After the 2010 election, which handed the House of Representatives to the Republicans, I commented that I did not "respect" the voters who made that choice, based on the kind of campaign that was run, the vacuity of the promises made, and the fact that the Bush era was seemingly forgotten less than two years after it ended. A conservative friend of mine chided me on this front, saying--with some justification--that not respecting the legitimacy of an outcome against my "team" is pretty much what I've been ragging on the Birthers and other Republicans who have been guilty of "othering" President Obama.
A fair point; what I had been trying to communicate is that democracy doesn't guarantee good outcomes, just that we all have a right to be heard in deciding the outcome. Which can be, as witness the results of Elections 2000 and 2004, just awful. That doesn't make the bad outcome illegitimate; it just makes it bad.
The race as it stands at the time of my writing this post is nearly a dead heat in the popular vote, and a smaller but still strong showing for Obama in the Electoral College. (Having been on the losing end of a tie in 2000, I'll take that kind of narrow win, if that's as good as it gets.)
It's coming from the silence
on the dock of the bay,
from the brave, the bold, the battered
heart of Chevrolet:
Democracy is coming to the U.S.A.
In a story this week that got too little play amid the horserace news, we see that Bain Capital (through one of its many funds), in which Mitt Romney remains an investor, owns Sensata Technologies, which is closing a factory in Illinois two days before the election, and shipping the jobs, plant and equipment to China. The trustee of Romney's "blind trust", according to the NYT, "has said that "he will endeavor to make the investments in the blind trust conform to Governor Romney’s positions, and whenever it comes to his attention that there is something inconsistent, he ends the investment." Meanwhile, Romney blames Obama for employers off-shoring jobs to China. And misleadingly dodged Obama's correct statement that the US tax code wrongly rewards companies which offshore jobs by relying on the fact that the deduction applies to companies which move plants within the U.S. as well as without. Obama, of course, wants to limit the tax break to apply to domestic moves only.
Famously, of course, Obama bailed out U.S. automakers, as well as promoting their interests via-a-vis foreign competitors; Romney called for the Government to do nothing, and let bankruptcy law take its course.
It's coming from the sorrow in the street,Despite his claim at the first debate with President Obama that he "will not reduce the taxes paid by high-income Americans," his website (visited today) explicitly calls for "permanent, across-the-board 20 percent cut in marginal rates." It's highlighted in blue. "Across the board" traditionally means for everyone, including the wealthy. He also calls for (same page) lowering corporate tax rates by 10%. (Not to defend President Obama's listless debate performance, but the protean nature of Romney's tax plan is pretty awesome; as a moving target, the only thing you can be sure of is that it's better for the rich than the rest; how it accomplishes that goal, however, is subject to radical revision without notice.)

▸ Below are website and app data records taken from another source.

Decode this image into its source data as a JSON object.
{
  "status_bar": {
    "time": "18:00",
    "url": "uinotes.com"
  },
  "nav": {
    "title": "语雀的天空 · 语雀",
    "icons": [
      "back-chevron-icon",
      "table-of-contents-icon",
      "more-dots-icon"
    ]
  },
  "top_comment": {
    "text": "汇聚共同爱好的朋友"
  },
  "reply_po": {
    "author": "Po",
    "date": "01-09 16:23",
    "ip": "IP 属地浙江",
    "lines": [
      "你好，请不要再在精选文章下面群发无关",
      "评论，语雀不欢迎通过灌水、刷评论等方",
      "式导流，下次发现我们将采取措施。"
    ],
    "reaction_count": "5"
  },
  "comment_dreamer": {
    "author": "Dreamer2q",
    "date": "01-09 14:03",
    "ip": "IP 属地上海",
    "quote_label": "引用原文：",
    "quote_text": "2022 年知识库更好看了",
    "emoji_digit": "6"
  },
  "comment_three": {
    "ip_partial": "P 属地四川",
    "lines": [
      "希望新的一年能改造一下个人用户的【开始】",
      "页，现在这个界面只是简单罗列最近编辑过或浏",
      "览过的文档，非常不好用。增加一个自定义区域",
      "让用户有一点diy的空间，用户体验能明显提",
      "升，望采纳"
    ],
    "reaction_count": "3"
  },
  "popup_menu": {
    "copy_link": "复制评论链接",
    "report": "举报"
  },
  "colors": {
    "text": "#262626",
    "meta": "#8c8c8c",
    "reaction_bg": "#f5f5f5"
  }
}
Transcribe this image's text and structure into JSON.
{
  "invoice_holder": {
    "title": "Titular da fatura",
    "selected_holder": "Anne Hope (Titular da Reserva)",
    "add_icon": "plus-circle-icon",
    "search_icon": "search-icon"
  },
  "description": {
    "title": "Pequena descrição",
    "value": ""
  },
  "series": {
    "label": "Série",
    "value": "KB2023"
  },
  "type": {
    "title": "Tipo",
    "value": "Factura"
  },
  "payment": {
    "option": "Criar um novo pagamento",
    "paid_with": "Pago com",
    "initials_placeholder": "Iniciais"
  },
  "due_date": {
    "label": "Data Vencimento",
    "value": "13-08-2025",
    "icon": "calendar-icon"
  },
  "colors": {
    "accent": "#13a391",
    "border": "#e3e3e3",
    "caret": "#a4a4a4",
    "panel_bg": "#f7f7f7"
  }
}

the holy places where the races meet;
from the homicidal bitchin'
that goes down in every kitchen
to determine who will serve and who will eat.
This is important not as a game of "gotcha!," but because the middle class has been under significant pressure for over a decade. Even before the "Great Unpleasantness" of 2008, Jared Bernstein noted that "[t]he economy expanded over the 2000s, and working families were highly productive, as output per hour rose 18% from 2000 to 2007. But despite their contributions to the economy’s growth, middle-income, working-age households—those headed by someone less than 65—lost ground over these years. Their median income, after adjusting for inflation, fell $2,000 between 2000 and 2007, from about $58,500 to $56,500 (2007 dollars)."
[Click to embiggen, as we say online.]
Since then, the situation has only worsened, affecting attitudes and tempering hopes for the next generation--I know parents who are contemplating advising their children to pursue technical or trade education, instead of college, simply because they believe the situation for the next generation will be worse than for them.
Income inequality has skyrocketed since 2000, with the richest Americans claiming an ever-increasing slice of the pie. Romney has dismissedsuch concerns as "envy." President Obama has sought to restore progressivity to the tax code. He has also successfully championed legislation reforming America's health insurance system (which Romney would repeal, while lying about the extent to which he would do so). Obama also championed Dodd-Frank, which Romney would repeal and replace with--we don't know. He won't tell us.
But he has told us what he thinks of the 47% of Americans who get government benefits:
Romney now says that these comments "were completely wrong," and do not reflect his true views.
As the brothers at my Catholic high school used to say, he's not sorry; he just got caught. As I've suggested previously,both Romney and Ryan share a view that is at best paternalistic and more likely contemptuous toward the "takers" they find everyone who isn't a "job creator." I expect these priorities to be reflected in a Romney-Ryan Administration, if they are elected. You should too.
Sail on, sail onNext Saturday: Social Issues
O mighty Ship of State!
To the Shores of Need
Past the Reefs of Greed
Through the Squalls of Hate
Sail on, sail on, sail on, sail on.